We met many dogs – all on leash, on the trail. Most cabins can accommodate dogs (and most provide cozy dog blankets) but read through this section on the STF website on dogs before you decide to take them.
The map for this part of the Kungsleden Trail is Kebnekaise and it’s at a scale of 1:50,000 or 2 cm = 1 km. We were able to purchase one at the shop at the STF Turistation in Abisko.
There are a couple of opportunities where you can opt for a boat ride for a price. One boat is available to shave off up to about 4 km near Alesjoure. The other one – Båttrafiken – is between Kebnekaise Mountain Station and Nikkaluokta. There are three times in each direction and the price in 2023 was 450 SEK per adult.
Popular detours include Tarfala on a postcard perfect glacial lake along with Nallo, Vistas, and Unna Allakasin the Alesjaure-Tjaktja area. There is also the option to climb Kebnekaise, but don’t underestimate this mountain.

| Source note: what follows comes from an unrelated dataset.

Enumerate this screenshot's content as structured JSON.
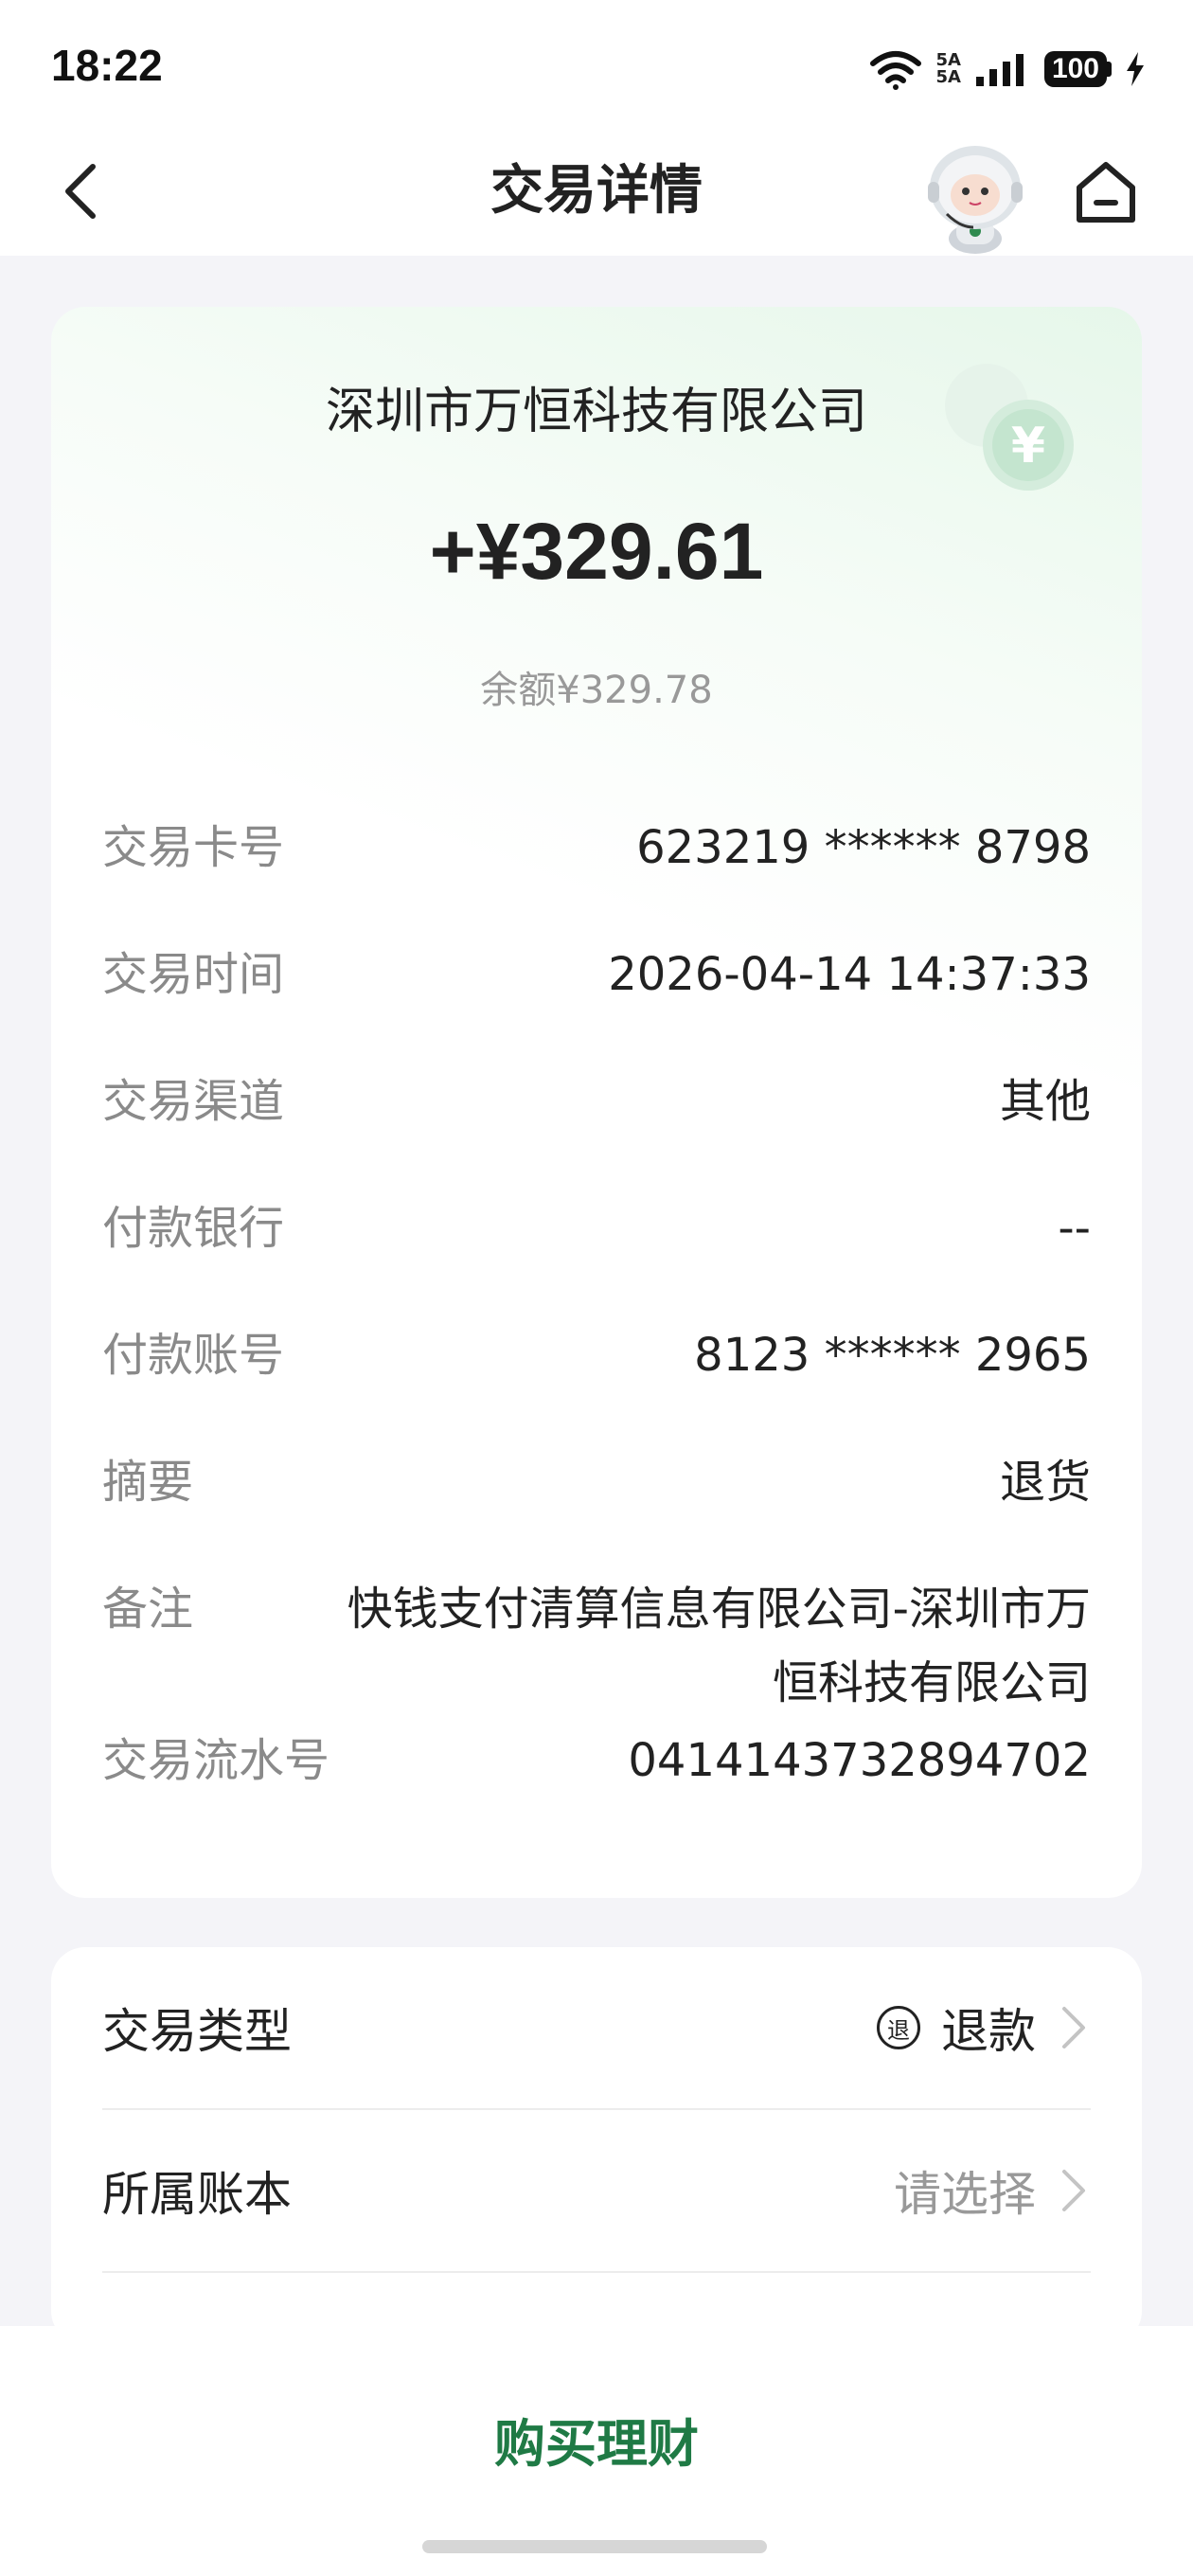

At every hut the caretaker puts up a weather forecast, so you can plan accordingly.
What should you do about food on the trail?
If you’re staying in the huts
Although you can purchase food in the huts, there isn’t always a lot of choice. The larger huts usually have more to offer. By the end of the season, the variety will be limited, so I would recommend carrying most of your food. Purchase freeze dried or dehydrated food to minimize your pack weight. Variety and texture are important and so are the calories.
STF Turistation has a larger selection of food than most – and they have Primus gas canisters of varying sizes, as well as spirit alcohol for stoves. You can also buy some fuel and food at the store in Nikkaluokta and at Kebnekaise.
At both Kebnekaise and STF Turistation, you can purchase wine and beer for drinking on the premises.
Can you drink the water?
John and I treated all the water we drank, but I think we were in the minority. Most people were drinking straight from streams and lakes. If you want to err on the side of caution, bring water purification tablets or a filter.
Wildlife on the trail
The only wildlife we saw on the Kungsleden Trail was reindeer. But even that was a thrill. Other possibilities include lemming, fox, moose, wolverine and very rarely bears.
What to take on the Kungsleden Trail
Tent with a rain fly and extra rope to tie down in high winds.
A portable stove, fuel and lighters.
Warm sleeping bag rated to -10°C at least and a sleeping pad.